Apple is working away on iOS 12 at the moment, but it's still pushing out updates for iOS 11. As promised just a few weeks ago, a new update aims to block the use of iPhone passcode cracking tools, such as those used by law enforcement. But the patch has already been found to be flawed.
The latest update to iOS introduces a new USB Restricted Mode which is supposed to prevent the Lightning port of an iPhone or iPad being used to transfer data an hour after the device is locked. However, security researchers discovered that it is possible to bypass this security feature by plugging in an "untrusted USB accessory" -- and Apple sells such a device for just $39.
There might be interest in a Surface Phone, but for now there's the Surface Go to enjoy. Revealed late yesterday, the Surface Go is described as Microsoft's "smallest, lightest Surface yet" -- and it's available to pre-order right now.
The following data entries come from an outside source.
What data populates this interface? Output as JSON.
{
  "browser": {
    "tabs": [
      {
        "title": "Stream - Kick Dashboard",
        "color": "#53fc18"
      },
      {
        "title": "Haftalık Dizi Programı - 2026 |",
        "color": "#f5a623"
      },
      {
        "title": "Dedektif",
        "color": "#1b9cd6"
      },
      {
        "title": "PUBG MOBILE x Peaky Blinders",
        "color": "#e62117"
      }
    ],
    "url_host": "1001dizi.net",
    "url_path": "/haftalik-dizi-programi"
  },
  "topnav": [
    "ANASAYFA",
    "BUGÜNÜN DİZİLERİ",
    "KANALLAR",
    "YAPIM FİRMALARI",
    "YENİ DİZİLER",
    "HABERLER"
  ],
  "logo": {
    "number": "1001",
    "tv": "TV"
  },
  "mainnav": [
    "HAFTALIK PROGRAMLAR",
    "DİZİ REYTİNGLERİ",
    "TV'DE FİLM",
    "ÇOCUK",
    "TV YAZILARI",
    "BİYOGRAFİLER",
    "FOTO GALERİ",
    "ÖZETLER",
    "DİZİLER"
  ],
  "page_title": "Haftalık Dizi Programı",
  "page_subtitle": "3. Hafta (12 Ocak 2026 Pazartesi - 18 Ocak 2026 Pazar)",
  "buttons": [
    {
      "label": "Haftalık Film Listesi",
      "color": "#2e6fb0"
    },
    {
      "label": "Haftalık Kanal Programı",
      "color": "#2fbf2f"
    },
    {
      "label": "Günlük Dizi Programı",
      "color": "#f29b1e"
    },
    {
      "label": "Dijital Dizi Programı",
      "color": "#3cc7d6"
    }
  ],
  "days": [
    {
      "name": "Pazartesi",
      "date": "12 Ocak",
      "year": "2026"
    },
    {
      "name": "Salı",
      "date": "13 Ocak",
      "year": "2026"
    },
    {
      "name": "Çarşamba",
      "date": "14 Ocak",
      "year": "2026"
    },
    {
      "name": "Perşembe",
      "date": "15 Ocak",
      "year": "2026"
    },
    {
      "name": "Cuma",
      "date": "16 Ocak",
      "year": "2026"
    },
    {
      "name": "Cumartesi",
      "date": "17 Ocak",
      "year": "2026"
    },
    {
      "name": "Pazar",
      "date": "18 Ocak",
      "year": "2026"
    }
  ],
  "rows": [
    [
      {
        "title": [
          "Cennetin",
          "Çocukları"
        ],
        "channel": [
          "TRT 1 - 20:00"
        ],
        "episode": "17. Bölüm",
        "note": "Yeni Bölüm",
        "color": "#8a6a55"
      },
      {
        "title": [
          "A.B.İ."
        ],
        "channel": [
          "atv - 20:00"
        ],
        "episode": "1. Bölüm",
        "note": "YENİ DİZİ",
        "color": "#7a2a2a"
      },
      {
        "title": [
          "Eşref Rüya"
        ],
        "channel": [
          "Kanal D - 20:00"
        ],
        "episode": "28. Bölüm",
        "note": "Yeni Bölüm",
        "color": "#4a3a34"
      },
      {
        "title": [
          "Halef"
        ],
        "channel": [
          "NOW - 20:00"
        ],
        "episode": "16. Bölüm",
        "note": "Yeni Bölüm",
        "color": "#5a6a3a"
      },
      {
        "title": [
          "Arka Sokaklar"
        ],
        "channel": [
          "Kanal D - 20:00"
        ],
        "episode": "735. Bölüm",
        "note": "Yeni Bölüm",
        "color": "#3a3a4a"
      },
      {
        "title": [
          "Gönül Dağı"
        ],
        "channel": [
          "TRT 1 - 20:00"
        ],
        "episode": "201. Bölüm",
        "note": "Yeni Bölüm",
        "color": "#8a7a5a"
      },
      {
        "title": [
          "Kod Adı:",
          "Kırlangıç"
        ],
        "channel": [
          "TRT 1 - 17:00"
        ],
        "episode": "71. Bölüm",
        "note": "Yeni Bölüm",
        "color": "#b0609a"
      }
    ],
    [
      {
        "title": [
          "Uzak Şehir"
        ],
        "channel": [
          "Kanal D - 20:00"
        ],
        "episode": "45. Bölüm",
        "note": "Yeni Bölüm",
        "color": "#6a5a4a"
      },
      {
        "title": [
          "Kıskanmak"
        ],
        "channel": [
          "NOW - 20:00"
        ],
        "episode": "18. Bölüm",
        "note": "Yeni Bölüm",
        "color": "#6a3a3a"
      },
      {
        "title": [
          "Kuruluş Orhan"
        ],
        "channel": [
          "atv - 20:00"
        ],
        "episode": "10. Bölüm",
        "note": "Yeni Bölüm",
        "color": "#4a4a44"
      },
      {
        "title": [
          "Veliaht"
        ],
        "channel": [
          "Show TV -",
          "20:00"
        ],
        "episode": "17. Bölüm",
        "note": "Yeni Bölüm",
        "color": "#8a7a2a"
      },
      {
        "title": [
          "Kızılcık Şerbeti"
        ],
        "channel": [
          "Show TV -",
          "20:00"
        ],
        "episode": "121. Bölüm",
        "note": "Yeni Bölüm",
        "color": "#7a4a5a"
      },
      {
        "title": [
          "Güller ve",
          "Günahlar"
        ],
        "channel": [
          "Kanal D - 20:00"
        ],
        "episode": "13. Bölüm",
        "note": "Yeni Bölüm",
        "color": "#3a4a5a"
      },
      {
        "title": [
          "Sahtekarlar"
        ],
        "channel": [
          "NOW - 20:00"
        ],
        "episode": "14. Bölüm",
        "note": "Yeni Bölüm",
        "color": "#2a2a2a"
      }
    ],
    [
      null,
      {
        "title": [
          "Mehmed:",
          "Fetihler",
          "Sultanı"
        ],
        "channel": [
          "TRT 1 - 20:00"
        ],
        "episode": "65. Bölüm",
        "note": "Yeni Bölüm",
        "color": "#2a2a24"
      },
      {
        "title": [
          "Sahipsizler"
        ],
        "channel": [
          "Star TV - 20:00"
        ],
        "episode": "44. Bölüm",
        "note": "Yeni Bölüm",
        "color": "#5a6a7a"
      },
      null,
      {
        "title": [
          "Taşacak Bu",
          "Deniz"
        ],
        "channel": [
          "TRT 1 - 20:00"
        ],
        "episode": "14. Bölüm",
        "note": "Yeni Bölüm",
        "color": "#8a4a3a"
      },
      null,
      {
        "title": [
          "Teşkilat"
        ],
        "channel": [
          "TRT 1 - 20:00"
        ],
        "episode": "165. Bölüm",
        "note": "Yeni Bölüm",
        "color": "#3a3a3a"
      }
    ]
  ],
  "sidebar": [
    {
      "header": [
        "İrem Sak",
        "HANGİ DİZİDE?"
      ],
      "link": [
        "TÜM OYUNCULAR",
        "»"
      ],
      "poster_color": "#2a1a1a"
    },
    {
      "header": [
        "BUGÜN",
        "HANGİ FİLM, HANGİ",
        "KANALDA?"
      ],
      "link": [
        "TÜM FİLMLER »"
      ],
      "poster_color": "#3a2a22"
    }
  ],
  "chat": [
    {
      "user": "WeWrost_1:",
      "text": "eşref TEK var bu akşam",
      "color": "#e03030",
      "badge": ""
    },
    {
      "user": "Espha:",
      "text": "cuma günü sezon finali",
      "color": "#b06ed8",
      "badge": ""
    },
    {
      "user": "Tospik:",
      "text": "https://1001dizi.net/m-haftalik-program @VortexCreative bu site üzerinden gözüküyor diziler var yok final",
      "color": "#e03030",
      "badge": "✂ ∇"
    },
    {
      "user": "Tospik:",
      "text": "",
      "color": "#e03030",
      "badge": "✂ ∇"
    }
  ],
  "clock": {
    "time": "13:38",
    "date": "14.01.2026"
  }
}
Unfortunately, there's no discount for jumping on a pre-order, but if you're quick, you should be able to guarantee that you'll get one when it launches on August 2. The tablet will cost you $399, but you'll need to purchase a Signature Type Cover separately if you want to type rather than using the on-screen keyboard, and a Surface Pen if you like the idea of stylus operation.
Google continues to expand the capabilities of Google Pay, and today the company launched a new series of updates. Catching up with the likes of Apple Pay, Google's own digital wallet can now be used to store boarding cards and tickets.
While this is something that is already catered for by other apps -- such as those from airlines and box offices -- Google is clearly hoping that its "everything under one roof" approach will attract users. In addition to the new ticketing option, Google Pay is also combining the Google Pay and Google Pay Send apps.